Supporting Emergent Literacy
Early language and literacy development begins in the first three years of life and is closely linked to a child’s earliest experience with books and stories. Recent research has proven that early literacy skills start in early infancy. In fact, we now know that children gain knowledge of reading, writing and language long before they enter kindergarten (Schickedanz, 1999.)
Understanding how the home literacy environment affects the achievement of children’s later language and emergent literacy knowledge has become a topic of increasing interest during the past three decades. The frequency of book reading, interest during book reading and overall attitude toward reading can affect the developing emergent literacy skills in young children.
Creating a literacy routine at home can provide children with meaningful reading experience and an opportunity to strengthen their attachment to their parents or other family members. A literacy routine is the regular use of a variety of techniques to enhance children’s abilities to listen, observe, imitate and develop their language, reading and writing skills. By giving children access to print and to see literate role models, all children can learn the functions of print and develop emergent literacy.
How to Create a Literate Home: Young Child and Kindergartner http://www.pbs.org/parents/education/reading-language/reading-tips/how-to-create-a-literate-home-young-child-and-kindergartner/
- Children’s Books
For young children, nursery rhymes, ABC books, informational books and storybooks are most appropriate. Kindergartners will enjoy longer stories or chapter books, and some will be able to read very easy books by themselves by the end of the year. You can look for bargain children’s books at used bookstores and yard sales, or purchase books at great prices through monthly book clubs offered through child care centers or schools.
Young children and kindergartners learn to identify the letters. In your home, it is important to have a number of types of letters that your child can move around. Alphabet blocks, foam letters for the bathtub, ABC puzzles, magnetic refrigerator letters, ABC cookie cutters, letter stamps and letter stickers are all ideal materials for children this age.

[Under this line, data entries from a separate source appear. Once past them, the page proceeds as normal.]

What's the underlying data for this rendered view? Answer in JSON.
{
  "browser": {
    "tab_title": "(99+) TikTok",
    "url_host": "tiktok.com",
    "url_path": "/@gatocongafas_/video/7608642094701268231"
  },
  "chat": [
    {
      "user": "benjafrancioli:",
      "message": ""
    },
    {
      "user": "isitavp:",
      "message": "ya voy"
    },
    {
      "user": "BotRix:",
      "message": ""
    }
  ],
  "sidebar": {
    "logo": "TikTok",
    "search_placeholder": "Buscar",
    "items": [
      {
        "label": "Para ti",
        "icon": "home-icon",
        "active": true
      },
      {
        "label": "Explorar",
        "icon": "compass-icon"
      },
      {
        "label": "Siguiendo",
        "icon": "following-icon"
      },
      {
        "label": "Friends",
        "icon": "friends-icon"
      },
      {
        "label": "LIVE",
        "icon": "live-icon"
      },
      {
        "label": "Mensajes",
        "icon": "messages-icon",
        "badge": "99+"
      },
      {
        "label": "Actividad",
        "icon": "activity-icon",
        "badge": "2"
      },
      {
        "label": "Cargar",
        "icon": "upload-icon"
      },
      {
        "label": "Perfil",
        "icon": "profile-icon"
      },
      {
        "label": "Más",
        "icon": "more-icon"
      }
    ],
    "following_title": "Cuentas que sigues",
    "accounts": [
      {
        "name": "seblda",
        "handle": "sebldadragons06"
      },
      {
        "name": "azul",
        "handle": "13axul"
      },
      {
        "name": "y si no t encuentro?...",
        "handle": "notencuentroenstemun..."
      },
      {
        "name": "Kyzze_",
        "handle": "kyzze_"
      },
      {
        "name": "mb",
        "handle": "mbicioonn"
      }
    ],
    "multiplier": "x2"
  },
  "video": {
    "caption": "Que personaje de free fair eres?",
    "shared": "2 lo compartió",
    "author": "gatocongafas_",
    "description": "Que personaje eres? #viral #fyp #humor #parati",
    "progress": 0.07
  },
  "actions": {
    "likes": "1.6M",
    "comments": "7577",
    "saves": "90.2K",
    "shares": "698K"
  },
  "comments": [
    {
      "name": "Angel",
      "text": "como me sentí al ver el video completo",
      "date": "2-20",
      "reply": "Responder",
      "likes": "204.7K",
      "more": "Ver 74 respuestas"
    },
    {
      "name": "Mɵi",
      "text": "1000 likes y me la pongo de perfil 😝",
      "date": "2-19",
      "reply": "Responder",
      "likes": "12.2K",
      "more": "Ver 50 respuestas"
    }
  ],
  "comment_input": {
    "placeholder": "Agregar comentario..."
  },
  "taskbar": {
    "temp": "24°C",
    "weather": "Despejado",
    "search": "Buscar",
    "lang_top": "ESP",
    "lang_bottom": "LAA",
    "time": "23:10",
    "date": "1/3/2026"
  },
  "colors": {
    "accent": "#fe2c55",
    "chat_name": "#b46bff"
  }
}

- Writing Materials
Thick markers, paint brushes, pencils and crayons are ideal for the youngest writers since they are still developing the small muscles in their hands that help them hold tools. Likewise, large paper is best for young children. Your kindergartner will be able to use standard-sized writing tools and paper. He may also enjoy it if you make a “book” for him to write in by stapling paper together. Having a model of all the letters available for young writers allows them to refer to it if they have trouble remembering letter formations.
- Reading and Writing Materials for Parents
When children see the adults around them using reading and writing in their everyday lives, they’re more likely to become readers and writers themselves. Simply having a bookshelf full of books, reading the local newspaper, and having a notepad on which you write grocery lists and phone messages shows your child that reading and writing serve valuable everyday purposes.
- Props for Pretend Play
Props such as dress-up clothes and play dishes encourage your young child or kindergartner to pretend, and pretend play actually contributes to literacy skills. Make props for pretend play from materials you already have at home. Empty cereal boxes, mom’s old necklaces and an old pot and wooden spoon make ideal items for countless make-believe scenarios.
Books and children’s music on CDs are another way for your child to enjoy stories and music. Most libraries have extensive collections of audio books and children’s music CDs to borrow.